I’m dangling near the top of six-metre plate of glass. All 90 kilograms of me. On land, I can’t do a single pull-up – not even if you held a doughnut over the bar. But I got up here using my own strength and if it weren’t for my nerves, I wouldn’t have broken a sweat. The suction-cup paddles in each of my hands are harnessed to my waist. Stirrups loop around my feet. As I shift my weight off my right leg and on to my left, the pneumatic fingers on the paddle in my right hand release the pressure holding the seven suction cups above them to the wall. My body weight moves to my left leg, pulling down the fingers in the paddle in my left hand. The suction cups of the left paddle push into the wall, forcing microscopic silicone ridges against the glass for maximum surface contact and hold. When I reach the ceiling, I linger, feeling more than a little like a superhero, but also wondering how I’m going to get down.
Those loops around my feet are very important. If I lean too far back or to the side – the vector of my weight no longer directly beneath the paddle – that suction will quickly release. I know this because it’s exactly what I do. In my excitement to move from the glass wall and try the device on a painted surface, I stretch the paddles too far apart. With my foot and my weight no longer aligned below the paddles, I slide down the wall and crash to the ground in a tangle of devices and – luckily – backup ropes.
The idea for this equipment – called Z-man, named for the third-dimensional, or Z axis – came about ten years ago at DARPA, a group whose mission is to protect the US defence establishment and the nation from technological surprise. Two programme managers, John Main and Morley Stone, were discussing the urban battlefield. “We were in the thick of the Iraq war and a lot of activities taking place were urban, and the urban high ground is the top of buildings,” says Main. “We were trying to get people safely to the top of a building.” A study at Stanford suggested that mimicking gecko skin could help small robots climb, and Stone and Main wondered if the same type of technology would work for humans. “Stone shrugged his shoulders and said, ‘I think so,’ ” Main says. “And I shrugged my shoulders and said, ‘I think so.’ That was the genesis of the whole programme.”
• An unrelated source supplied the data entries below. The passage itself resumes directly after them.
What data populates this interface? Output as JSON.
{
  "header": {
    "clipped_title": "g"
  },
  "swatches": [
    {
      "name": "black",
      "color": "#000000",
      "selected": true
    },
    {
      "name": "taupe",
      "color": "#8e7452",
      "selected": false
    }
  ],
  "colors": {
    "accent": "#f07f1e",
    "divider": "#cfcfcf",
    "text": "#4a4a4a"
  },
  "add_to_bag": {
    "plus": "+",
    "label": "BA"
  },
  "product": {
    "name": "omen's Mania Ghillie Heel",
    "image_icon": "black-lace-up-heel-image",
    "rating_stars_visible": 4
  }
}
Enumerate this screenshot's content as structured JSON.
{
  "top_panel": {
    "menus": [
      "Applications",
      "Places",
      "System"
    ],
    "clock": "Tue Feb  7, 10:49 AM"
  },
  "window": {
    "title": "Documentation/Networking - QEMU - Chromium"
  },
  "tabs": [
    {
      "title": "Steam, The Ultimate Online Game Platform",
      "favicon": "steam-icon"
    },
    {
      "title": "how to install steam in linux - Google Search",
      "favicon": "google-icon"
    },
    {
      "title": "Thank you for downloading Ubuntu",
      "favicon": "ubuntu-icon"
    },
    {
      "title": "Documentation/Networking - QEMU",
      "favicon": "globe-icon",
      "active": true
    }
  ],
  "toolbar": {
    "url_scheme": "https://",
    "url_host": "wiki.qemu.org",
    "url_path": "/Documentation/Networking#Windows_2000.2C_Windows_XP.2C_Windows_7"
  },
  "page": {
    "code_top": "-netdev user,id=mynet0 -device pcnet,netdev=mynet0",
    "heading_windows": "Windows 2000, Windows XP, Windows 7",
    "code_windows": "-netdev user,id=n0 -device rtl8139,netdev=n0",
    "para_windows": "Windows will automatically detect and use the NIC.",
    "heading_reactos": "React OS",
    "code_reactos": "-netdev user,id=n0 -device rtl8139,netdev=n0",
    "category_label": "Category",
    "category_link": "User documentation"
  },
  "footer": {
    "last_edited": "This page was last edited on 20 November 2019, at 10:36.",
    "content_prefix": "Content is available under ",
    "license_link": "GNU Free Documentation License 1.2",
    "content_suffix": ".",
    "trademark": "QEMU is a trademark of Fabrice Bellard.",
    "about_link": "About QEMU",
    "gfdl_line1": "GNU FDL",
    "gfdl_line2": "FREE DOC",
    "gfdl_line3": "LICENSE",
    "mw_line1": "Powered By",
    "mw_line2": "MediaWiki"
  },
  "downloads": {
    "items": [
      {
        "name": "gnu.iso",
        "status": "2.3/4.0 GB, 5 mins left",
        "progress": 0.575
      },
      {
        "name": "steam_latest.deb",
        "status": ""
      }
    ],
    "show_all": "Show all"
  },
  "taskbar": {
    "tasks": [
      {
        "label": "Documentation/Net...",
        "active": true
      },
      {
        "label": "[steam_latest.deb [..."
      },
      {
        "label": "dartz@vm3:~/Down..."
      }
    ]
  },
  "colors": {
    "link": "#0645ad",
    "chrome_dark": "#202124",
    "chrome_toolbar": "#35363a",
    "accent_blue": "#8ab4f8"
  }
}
For the past decade, DARPA Z-man scientists have struggled with a challenge that has perplexed scientists since Aristotle: how the hell does a gecko run up and down a tree? And how do we replicate that ability on humans? There were many theories and, in desperate times, the sug-